Vern Burke, SwiftWater Edge Tool Works
I’ve just been reading a report online about injuries to a serviceman in Iraq from the structural failure of a diamond circular saw blade. I’m going to talk a little in this post about the high risk from saw blade damage.
Circular saws are dangerous enough to deal with, having one come apart, spraying high speed shrapnel, is REALLY dangerous. Fortunately, it usually takes a lot to cause structural failure of a saw blade.
In this case, cracks that started in the expansion slots of the blade caused a section to break out and be thrown, injuring the operator.
The remaining sections of the blade show the cracking clearly on every single section.
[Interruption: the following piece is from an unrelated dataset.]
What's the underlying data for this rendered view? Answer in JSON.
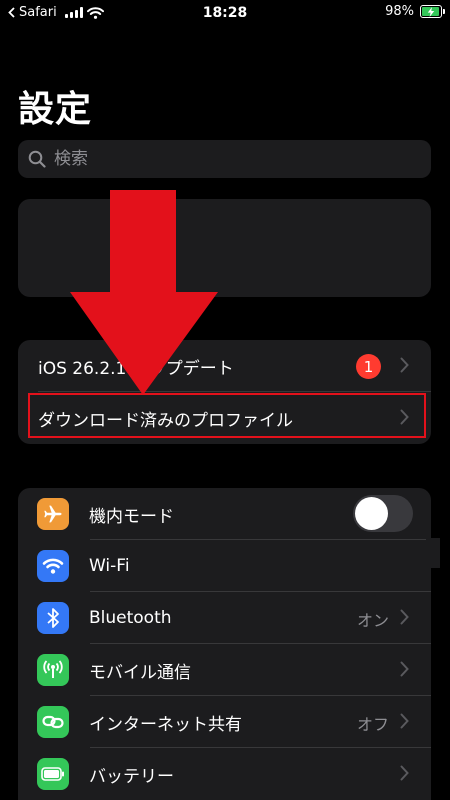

The real problem here isn’t the cracking however. As this picture shows, the teeth and plate of this blade were severely eroded, probably from extreme amounts of abuse and operation well past the point the blade was worn out. This blade has worn the diamond coating off the teeth long ago and been cutting directly on the steel tooth, which the steel was never designed for.
Cracks from other sources such as overheating or hitting metal in wood are one thing. Cracks because you operate the blade far beyond any sensible life span and wear the whole structure of the blade thin is just silly. I’ve also seen this done with carbide table saw blades. I had a customer bring me in a 10″ carbide blade that he had knocked every single carbide off of and he was cutting directly on the steel teeth. DON’T DO IT!
Imagine this kind of failure happening with a 30″ cordwood saw blade or a sawmill type circular blade!
The takeaway from this is not only to inspect your circular saw blades (big and small) for general damage such as cracks but also to know when to call it a day on a worn out blade.
If the diamond material is all gone, if your blade is missing carbides, if the teeth have eroded and are not capable of being properly sharpened, it’s time to throw it out before it becomes a spinning hand grenade.